The need to increase financial literacy among women should be a national priority for a number of reasons. These include:
• Women are largely responsible for raising their families and play a central role in teaching their children financial habits which will they will take with them into adulthood. If women are financially literate they are more likely to pass on better financial habits to their children.
• In South Africa it is approximated that more than 40% of households are headed by women.
• Women live longer and generally earn less than their male counterparts and therefore need to be savvy to ensure they have enough money for the long term. It has been reported that a woman will need 15% more than a man of the same age to provide the same pension income over her estimated lifetime.
In the past, it was traditionally the man who was responsible for the major financial decisions with women trusting that their needs would be adequately provided for. However, more and more women are discovering the hard way that marriage/ dependency on others are no guarantee to a financially secure future. There is no shortage of financial planners who will tell you at least one story where a widow has discovered her partner did not have life cover even though she was certain he did. Or about the women about to retire who assumed her partner had made adequate provision for their retirement only to discover to the contrary.
Lelane Bezuidenhout, a Certified Financial Planner (CFP®), and Certification Manager at the Financial Planning Institute provides the following tips for women when it comes to financial planning:
1.Know your own limitations when it comes to finances – use an authorised financial services provider for assistance and do not leave it for too long. Act today.
2.Have a valid will in place – we do not like to think of death or taxes – but the consequences of not doing so could be devastating to the ones you love.
3.Budget – and if you have a spouse – do the budget together. It is amazing how much peace you will have knowing that you know what is going on with your money matters.
4.Do not spend more than what you earn.
5.Cash is king – try not to buy your hearts’ desires on credit – limit your retail accounts, do not underestimate the power of inflation ?and interest charged on the outstanding amounts still owed on those accounts
6.If you do have retail accounts – take out insurance to cover the outstanding amounts should something happen to you.
7.Save for your retirement. You are never too young to start saving towards this goal. Ask yourself how fast did the past 10 years fly by? Before you know it, you are at retirement age. Again, see a financial planner today, do not delay.
8.Have some financial independence.
9.Have an emergency fund in place for those unforeseen circumstances.
10.Make sure that your life is correctly insured. Whether it is life cover, disability or severe illness cover, there is no harm in reviewing your situation as it currently stands. Too often we think that we have this and that policy – but will it be sufficient the day that you really need it?

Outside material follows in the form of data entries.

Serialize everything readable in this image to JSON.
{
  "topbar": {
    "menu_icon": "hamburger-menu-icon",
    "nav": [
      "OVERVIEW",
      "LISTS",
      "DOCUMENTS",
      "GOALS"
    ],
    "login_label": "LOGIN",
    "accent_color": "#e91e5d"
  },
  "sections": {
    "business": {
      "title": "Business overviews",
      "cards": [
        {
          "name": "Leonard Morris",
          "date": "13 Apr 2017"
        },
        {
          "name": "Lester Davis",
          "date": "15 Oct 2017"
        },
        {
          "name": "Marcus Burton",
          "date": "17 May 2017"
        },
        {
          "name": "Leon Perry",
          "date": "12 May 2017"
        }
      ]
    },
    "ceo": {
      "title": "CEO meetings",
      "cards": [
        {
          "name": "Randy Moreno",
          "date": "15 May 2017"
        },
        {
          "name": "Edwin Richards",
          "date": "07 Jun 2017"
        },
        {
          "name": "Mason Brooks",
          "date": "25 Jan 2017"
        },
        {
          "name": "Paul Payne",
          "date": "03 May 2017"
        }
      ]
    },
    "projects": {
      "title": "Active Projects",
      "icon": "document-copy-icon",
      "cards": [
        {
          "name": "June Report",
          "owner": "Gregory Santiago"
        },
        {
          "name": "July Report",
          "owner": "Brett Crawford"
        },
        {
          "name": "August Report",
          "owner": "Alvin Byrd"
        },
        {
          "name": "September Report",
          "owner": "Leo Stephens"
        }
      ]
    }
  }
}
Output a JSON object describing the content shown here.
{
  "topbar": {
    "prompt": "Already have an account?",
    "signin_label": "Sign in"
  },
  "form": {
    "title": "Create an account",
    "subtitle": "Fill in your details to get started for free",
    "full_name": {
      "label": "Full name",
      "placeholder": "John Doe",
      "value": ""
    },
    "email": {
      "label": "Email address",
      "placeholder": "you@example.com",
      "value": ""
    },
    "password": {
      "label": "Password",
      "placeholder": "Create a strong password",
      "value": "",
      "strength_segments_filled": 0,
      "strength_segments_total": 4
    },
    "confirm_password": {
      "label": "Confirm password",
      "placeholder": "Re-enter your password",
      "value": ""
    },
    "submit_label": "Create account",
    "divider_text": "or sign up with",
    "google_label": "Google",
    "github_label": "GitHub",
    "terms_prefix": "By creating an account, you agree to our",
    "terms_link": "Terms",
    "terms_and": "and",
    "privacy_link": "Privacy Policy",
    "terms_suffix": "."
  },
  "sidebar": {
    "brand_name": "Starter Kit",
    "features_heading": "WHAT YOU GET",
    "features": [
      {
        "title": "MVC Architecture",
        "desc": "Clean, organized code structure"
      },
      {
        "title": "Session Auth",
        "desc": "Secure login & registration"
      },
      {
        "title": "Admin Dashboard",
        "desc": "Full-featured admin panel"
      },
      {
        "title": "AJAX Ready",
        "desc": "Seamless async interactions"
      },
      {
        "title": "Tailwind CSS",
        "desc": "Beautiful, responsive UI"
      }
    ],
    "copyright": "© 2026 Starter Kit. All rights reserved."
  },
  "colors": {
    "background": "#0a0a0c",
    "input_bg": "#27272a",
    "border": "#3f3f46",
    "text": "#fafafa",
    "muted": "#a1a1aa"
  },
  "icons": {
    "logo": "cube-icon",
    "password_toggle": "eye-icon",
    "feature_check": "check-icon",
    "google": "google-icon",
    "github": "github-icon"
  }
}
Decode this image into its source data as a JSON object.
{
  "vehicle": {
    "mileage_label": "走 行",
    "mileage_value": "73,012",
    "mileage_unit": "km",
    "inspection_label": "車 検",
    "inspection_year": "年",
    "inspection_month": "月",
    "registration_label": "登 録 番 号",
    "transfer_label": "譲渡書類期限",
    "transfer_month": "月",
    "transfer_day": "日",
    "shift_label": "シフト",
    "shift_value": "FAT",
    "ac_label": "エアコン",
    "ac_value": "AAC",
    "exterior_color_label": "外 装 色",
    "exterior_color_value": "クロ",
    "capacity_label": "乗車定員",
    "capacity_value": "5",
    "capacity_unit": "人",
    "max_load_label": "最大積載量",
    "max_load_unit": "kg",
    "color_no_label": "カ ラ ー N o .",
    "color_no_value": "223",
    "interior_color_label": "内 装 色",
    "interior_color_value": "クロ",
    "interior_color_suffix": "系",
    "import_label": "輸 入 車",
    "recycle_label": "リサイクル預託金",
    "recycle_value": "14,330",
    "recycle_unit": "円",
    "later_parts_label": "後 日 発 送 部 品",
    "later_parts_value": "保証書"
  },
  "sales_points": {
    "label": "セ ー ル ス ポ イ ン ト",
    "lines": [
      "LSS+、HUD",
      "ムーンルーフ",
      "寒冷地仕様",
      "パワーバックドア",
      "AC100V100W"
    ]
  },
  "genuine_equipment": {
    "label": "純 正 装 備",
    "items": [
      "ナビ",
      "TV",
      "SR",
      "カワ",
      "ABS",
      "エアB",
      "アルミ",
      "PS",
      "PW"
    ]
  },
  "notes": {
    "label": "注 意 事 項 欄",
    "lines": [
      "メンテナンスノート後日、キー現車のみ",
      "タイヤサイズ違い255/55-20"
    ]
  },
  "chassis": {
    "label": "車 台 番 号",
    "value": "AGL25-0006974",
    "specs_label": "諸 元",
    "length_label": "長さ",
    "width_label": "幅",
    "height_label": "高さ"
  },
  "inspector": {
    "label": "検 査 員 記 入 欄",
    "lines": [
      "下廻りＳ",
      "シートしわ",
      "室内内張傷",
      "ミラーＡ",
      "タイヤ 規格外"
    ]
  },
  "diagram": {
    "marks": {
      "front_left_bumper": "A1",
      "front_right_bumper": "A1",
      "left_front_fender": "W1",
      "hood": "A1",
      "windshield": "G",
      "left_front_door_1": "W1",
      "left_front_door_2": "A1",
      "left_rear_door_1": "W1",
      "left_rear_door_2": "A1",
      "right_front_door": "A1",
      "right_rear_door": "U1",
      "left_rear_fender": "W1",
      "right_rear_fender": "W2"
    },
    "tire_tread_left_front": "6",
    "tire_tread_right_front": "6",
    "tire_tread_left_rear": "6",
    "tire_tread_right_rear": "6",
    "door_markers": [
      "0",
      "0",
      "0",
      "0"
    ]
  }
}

11.Short-term insurance – review your policy – what excess structure do you have in place. Make sure you understand the excess structure as it differs from insurer to insurer.
12.Take charge of your finances by critically reviewing all of the above.
To find a Certified Financial Planner in your area visit the Financial Planning Institute website at www.fpi.co.za.
There is no doubt that women are progressing into what previously were traditionally male fields, not only in the workplace but as heads of families and key decision makers in their own right. With such progress there is the ever-increasing need for women to become self-reliant and to take charge of their own financial futures.
Manager: Consumer Education Department
Financial Services Board